+++ Records for processing +++

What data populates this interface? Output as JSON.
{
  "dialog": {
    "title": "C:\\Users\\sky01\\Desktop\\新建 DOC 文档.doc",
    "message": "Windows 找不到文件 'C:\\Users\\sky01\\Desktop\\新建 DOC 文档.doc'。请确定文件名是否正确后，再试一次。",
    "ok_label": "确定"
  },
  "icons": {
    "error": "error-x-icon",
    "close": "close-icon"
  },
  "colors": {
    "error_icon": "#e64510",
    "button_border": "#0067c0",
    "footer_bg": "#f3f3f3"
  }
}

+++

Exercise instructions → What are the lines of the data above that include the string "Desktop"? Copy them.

Completed task →
    "title": "C:\\Users\\sky01\\Desktop\\新建 DOC 文档.doc",
    "message": "Windows 找不到文件 'C:\\Users\\sky01\\Desktop\\新建 DOC 文档.doc'。请确定文件名是否正确后，再试一次。",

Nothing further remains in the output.